Most people would kill to have some of Brian Eno‘s studio knowledge, and thanks to the internet, we can enjoy some of his early synth tips.

Eno spoke to Keyboard Magazine back in 1987 and volunteered to send some patches for the notoriously difficult to program Yamaha DX7, covering kalimba, violin, and tamboura.

As 1987 pre-dated the age of the cover-mounted CD, Eno’s patches were published as a set of instructions, allowing anyone to go beyond the factory presets, regardless of their DX7 programming ability.

While the DX7 was noted for its difficulty, Eno was something of an expert in the synth, using it extensively in albums such as 1983’s Apollo: Atmospheres and Soundtracks.

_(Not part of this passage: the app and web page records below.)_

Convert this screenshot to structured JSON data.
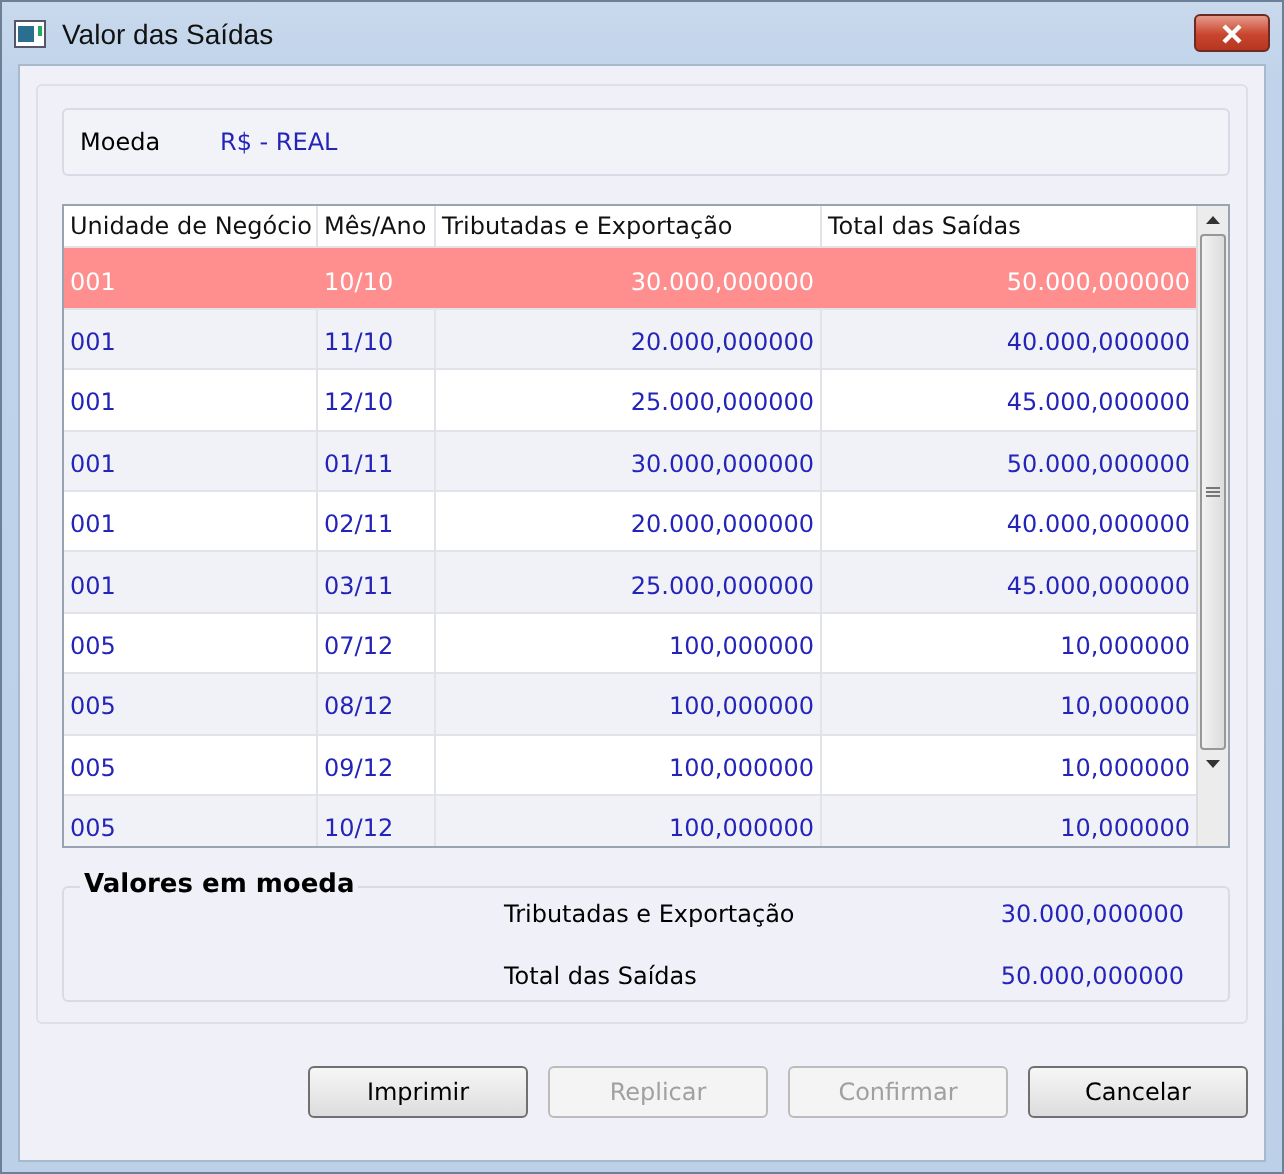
{
  "window": {
    "title": "Valor das Saídas"
  },
  "currency": {
    "label": "Moeda",
    "value": "R$ - REAL"
  },
  "table": {
    "columns": [
      "Unidade de Negócio",
      "Mês/Ano",
      "Tributadas e Exportação",
      "Total das Saídas"
    ],
    "rows": [
      {
        "cells": [
          "001",
          "10/10",
          "30.000,000000",
          "50.000,000000"
        ],
        "selected": true
      },
      {
        "cells": [
          "001",
          "11/10",
          "20.000,000000",
          "40.000,000000"
        ],
        "selected": false
      },
      {
        "cells": [
          "001",
          "12/10",
          "25.000,000000",
          "45.000,000000"
        ],
        "selected": false
      },
      {
        "cells": [
          "001",
          "01/11",
          "30.000,000000",
          "50.000,000000"
        ],
        "selected": false
      },
      {
        "cells": [
          "001",
          "02/11",
          "20.000,000000",
          "40.000,000000"
        ],
        "selected": false
      },
      {
        "cells": [
          "001",
          "03/11",
          "25.000,000000",
          "45.000,000000"
        ],
        "selected": false
      },
      {
        "cells": [
          "005",
          "07/12",
          "100,000000",
          "10,000000"
        ],
        "selected": false
      },
      {
        "cells": [
          "005",
          "08/12",
          "100,000000",
          "10,000000"
        ],
        "selected": false
      },
      {
        "cells": [
          "005",
          "09/12",
          "100,000000",
          "10,000000"
        ],
        "selected": false
      },
      {
        "cells": [
          "005",
          "10/12",
          "100,000000",
          "10,000000"
        ],
        "selected": false
      }
    ]
  },
  "summary": {
    "title": "Valores em moeda",
    "fields": [
      {
        "label": "Tributadas e Exportação",
        "value": "30.000,000000"
      },
      {
        "label": "Total das Saídas",
        "value": "50.000,000000"
      }
    ]
  },
  "buttons": [
    {
      "label": "Imprimir",
      "disabled": false
    },
    {
      "label": "Replicar",
      "disabled": true
    },
    {
      "label": "Confirmar",
      "disabled": true
    },
    {
      "label": "Cancelar",
      "disabled": false
    }
  ]
}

An image of these patches has been floating around the internet for a few years now, but Encyclotronic is offering downloads of the patches in Sysex format, which are compatible with Korg’s recent (and affordable) Volca FM synth –

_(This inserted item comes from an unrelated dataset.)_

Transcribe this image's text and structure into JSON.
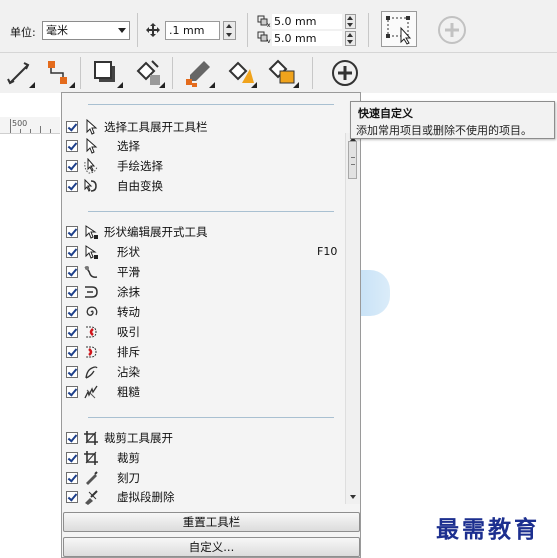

Find the patches at Encyclotronic, where you can download lots of other vintage synth sounds. If you want to sound like Boards of Canada, there’s a plug-in for that as well.

Read next: 7 innovative VST synths for making cutting-edge sounds



Share Tweet

Privacy Preference Center

Required Cookies & Technologies

Some of the technologies we use are necessary for critical functions like security and site integrity, account authentication, security and privacy preferences, internal site usage and maintenance data, and to make the site work correctly for browsing and transactions.

gdpr, woocommerce_cart_hash, woocommerce_items_in_cart, _wp_wocommerce_session, sucuri_cloudproxy_uuid_*

Site Customisation

Cookies and similar technologies are used to improve your experience, to do things like:

- remember your login, general, and regional preferences
- personalize content, search, recommendations, and offers

Without these technologies, things like personalised recommendations, your account preferences, or localisation may not work correctly.


Personalised Advertising

These technologies are used for things like:

- personalised ads
- to limit how many times you see an ad
- to understand usage via Google Analytics
- to understand how you got to our web properties
- to ensure that we understand the audience and can provide relevant ads

We do this with social media, marketing, and analytics partners (who may have their own information they’ve collected). Saying no will not stop you from seeing our ads, but it may make them less relevant or more repetitive.

_ga, _gid, gat,_gads,_fbp